Malaria isn’t really a widespread disease in North America these days, but it must have been back in 1878 when Edwin Wiley Grove went about disguising the unpleasant taste of quinine (used to treat malaria and other conditions) with syrup in his chemist’s laboratory to make it more palatable for children and so Grove’s Tasteless Chill Tonic was born and Mr. Grove became a very rich man.
Grove’s Tasteless Chill Tonic didn’t contain the usual suspects of opiates or alcohol (since its maker was a Prohibitionist). It was standard issue for British soldiers entering mosquito-dense areas and by the 1890s, it was outselling Coca-Cola. Grove’s Tasteless Chill Tonic continued to be manufactured until at least 1957, when Grove Laboratories was purchased by pharmaceutical giant Bristol-Myers.
3 Home electroshock therapy?
This ad sounds like its promoting home electroshock therapy, but it’s not. It’s actually an advertisement from the year 1893 for a magnetized corset that claims to be something of a cure-all (didn’t all medicines claim to be cure-alls back then?) This product was intended to promote “new life and vigor” in those delicate Victorian flowers with weak constitutions and was specifically meant to address conditions such as: “nervousness, debility, sleeplessness, rheumatism, sciatica, lumbago [back pain], torpid, liver, organic weakness and kindred ailments.” What a laundry list of vague conditions—especially the kindred ailments—meaning all diseases that affect humankind? Also, it cures hysteria—hysteria being the catch-all term used to describe any so-called overly-emotional, hormonally-challenged Victorian era drama queen.
2 Never mind Rogaine, just vacuum your head!
So, this is an advertisement for a hair appliance circa 1906 that looks much like those retro overhead dryers they use at hair salons. This vacuum cap was intended to promote circulation by sucking fresh blood to the scalp and stimulating hair growth. Be forewarned, this contraption doesn’t cure male pattern baldness—hence this disclaimer in the fine print: “We have demonstrated beyond all question that in cases where the life principle is not destroyed a reasonable use of our invention, ‘The Evans Vacuum Cap’ will develop a natural and permanent growth of hair…” So in other words, after those 60 days are up and you write Evans Co. for your refund, they’ll surely blame your hair growth’s failure on your scalp’s “life principle” having been “destroyed.”
1 Dr. Swift to the rescue!

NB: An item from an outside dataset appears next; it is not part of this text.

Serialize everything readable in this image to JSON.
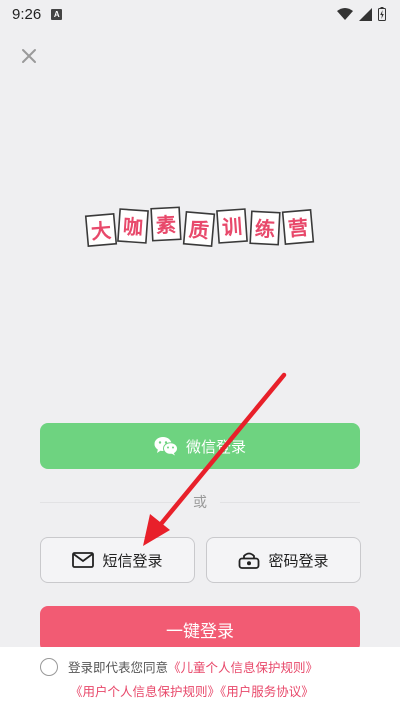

Female “hysteria” was an epidemic in the Victorian era, apparently, as evidenced by all the over-the-counter opioid formulations which quacks of the time peddled to desperate, repressed Victorians to treat their (evidently rampant) nervous conditions—hard core potions were freely available over-the-counter from your trusted, monocle-wearing local chemist.
And if hard drugs weren’t your thing, there’s always “the magic power of fine gentle massage therapy,” which is what Dr. Swift (circa 1897) of Cerro Gordo, California, practiced. Dr. Swift made house calls, and though he might have carried a black bag for show, Dr. Swift exclusively used his hands to administer his treatments to the “hopeless” and “incurable” and generally treated female patients presenting with any vague agitations from their (*ahem!*) “midquarters from neck to knee.”